The campaign for the presidency is highlighting this tension, as the candidates take a wide variety of stances—from a heavily pro-security stance to demanding warrants to collect or search private communications.
Cybersecurity as Political Football
Trump has been blunt about his belief that the U.S. needs to prioritize security over privacy—specifically to prevent ISIS-sponsored terror attacks. In a December 2015 speech, he said Microsoft founder Bill Gates and other high-tech experts need to be consulted about “closing that Internet up in some ways.”
The Republican frontrunner is not alone: At various points on the campaign trail, most Republican candidates have spoken out on the need for more government surveillance, from adding backdoors to continuing the NSA’s mass collection of private communications and even getting rid of encryption altogether. Last August, Florida Governor Jeb Bush said, “If you create encryption, it makes it harder for the American government to do its job—while protecting civil liberties—to make sure that evildoers aren’t in our midst.”
In the December 2015 Republican debate, most candidates appeared anxious to position themselves as far as possible on the side of security over privacy. Ohio Governor John Kasich described encryption as a “major problem,” and Florida Senator Marco Rubio said, “We are now at a time where we need more tools, not less tools.” Rubio suggested that preventing government access into citizens’ communications could allow future terrorist attacks similar to the one in San Bernardino.
Not surprisingly, libertarian Senator Rand Paul stands firmly on the other side of the issue, arguing that the government should have to get warrants before accessing citizens’ communications. And Texas Senator Ted Cruz seems to be straddling the middle, having voted for the USA Freedom Act that makes it more difficult for the government to access phone records, while also arguing that the bill increases national security.
On the Democratic side, Clinton has taken a diplomatic approach overall, but in a December 2015 Democratic debate she suggested that the government should prioritize security over privacy and work with tech companies to implement a backdoor into encrypted technologies.
“It doesn't do anybody any good if terrorists can move toward encrypted communication that no law enforcement agency can break into before or after,” Clinton said. “Otherwise, law enforcement is blind—blind before, blind during, and, unfortunately, in many instances, blind after.”
Like Paul, Vermont Senator Bernie Sanders takes the contrarian view, arguing against government surveillance. He voted against the Patriot Act, and in the first Democratic debate, he said that as president he would shut down the entire NSA surveillance program.
In a June interview with Katie Couric, Sanders said, “I worry that we are moving toward an Orwellian form of society, where Big Brother—whether in the corporate world, or the government—knows too much information about the private lives of innocent people.”
In the months ahead, state primary voters will have an opportunity to weigh in on the privacy versus security debate.

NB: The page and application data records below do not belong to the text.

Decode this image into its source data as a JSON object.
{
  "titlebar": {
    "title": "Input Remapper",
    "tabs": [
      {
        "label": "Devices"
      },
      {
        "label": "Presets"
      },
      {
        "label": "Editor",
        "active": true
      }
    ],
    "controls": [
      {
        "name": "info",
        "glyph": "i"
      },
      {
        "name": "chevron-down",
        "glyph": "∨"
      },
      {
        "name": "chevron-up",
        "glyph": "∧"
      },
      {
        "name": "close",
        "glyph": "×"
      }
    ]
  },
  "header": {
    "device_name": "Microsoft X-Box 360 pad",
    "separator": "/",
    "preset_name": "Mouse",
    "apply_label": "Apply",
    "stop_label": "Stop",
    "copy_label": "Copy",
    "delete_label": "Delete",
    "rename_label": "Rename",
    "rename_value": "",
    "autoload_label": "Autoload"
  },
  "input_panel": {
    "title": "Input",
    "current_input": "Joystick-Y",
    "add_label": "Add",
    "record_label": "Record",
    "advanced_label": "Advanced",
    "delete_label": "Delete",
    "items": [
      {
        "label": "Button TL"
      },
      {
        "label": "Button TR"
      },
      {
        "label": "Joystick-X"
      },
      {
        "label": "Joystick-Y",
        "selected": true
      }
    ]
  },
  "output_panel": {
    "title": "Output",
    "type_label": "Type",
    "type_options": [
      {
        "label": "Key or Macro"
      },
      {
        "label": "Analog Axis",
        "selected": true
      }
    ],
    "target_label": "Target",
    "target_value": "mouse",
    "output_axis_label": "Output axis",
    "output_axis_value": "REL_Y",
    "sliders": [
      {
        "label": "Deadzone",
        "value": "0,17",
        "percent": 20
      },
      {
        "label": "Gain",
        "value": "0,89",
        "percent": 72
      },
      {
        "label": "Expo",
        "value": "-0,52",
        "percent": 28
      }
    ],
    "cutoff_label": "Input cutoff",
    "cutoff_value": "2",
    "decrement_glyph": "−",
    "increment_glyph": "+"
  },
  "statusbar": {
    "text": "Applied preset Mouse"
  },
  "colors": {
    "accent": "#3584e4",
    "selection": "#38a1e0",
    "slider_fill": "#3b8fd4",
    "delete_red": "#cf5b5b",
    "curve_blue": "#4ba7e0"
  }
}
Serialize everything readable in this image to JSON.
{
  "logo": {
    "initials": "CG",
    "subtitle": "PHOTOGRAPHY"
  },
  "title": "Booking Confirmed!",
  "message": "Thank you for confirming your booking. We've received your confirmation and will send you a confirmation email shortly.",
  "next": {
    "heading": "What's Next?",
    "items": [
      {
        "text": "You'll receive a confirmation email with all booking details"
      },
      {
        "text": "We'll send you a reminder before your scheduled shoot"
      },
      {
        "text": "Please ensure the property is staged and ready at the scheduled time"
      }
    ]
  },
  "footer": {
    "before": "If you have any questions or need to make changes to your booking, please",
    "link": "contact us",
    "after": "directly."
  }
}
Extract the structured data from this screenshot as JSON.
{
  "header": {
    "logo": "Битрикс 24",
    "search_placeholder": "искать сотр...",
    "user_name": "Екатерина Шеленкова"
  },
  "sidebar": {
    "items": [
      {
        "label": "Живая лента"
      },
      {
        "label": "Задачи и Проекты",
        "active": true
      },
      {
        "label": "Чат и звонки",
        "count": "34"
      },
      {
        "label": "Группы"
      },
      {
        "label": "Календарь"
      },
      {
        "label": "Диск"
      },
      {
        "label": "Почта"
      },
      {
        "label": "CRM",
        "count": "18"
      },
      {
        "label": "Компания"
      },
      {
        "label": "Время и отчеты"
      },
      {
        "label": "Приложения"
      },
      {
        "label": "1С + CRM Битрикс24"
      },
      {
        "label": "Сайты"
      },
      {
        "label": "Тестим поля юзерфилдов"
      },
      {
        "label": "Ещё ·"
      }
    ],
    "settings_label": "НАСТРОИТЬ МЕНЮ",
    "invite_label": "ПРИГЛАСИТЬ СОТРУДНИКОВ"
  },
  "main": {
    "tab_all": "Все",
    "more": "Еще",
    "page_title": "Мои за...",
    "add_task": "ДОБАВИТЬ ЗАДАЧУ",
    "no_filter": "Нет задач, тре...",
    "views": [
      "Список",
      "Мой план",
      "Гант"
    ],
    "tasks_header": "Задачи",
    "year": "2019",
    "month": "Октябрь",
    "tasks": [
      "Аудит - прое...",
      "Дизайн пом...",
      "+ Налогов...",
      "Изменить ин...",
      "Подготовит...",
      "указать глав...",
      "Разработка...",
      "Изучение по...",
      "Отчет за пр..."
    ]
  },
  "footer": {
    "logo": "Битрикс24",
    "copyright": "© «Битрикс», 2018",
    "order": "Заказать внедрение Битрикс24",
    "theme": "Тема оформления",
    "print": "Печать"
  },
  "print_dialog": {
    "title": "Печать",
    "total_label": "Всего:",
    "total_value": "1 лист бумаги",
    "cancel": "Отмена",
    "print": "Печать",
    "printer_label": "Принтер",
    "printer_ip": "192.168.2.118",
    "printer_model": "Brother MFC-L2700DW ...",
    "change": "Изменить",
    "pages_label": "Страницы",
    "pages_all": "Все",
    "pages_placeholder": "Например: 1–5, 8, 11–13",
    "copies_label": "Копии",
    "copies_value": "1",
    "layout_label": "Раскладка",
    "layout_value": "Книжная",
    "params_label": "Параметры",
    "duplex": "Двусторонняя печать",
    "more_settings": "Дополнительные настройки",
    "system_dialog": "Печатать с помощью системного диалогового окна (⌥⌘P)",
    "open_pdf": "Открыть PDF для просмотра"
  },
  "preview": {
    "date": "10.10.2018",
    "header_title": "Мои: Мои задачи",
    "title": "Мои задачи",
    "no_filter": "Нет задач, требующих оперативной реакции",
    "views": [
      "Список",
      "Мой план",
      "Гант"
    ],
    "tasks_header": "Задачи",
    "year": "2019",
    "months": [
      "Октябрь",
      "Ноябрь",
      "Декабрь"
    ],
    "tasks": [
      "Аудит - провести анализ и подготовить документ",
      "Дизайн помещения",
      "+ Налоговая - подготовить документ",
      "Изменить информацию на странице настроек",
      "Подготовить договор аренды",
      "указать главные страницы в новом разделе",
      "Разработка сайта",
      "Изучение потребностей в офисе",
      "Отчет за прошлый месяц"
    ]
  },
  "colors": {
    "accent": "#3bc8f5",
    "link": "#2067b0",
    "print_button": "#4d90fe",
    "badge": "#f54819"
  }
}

Will Americans elect a strongly pro-security president? Or will Americans elect a president who puts privacy first? We have until November to know for sure.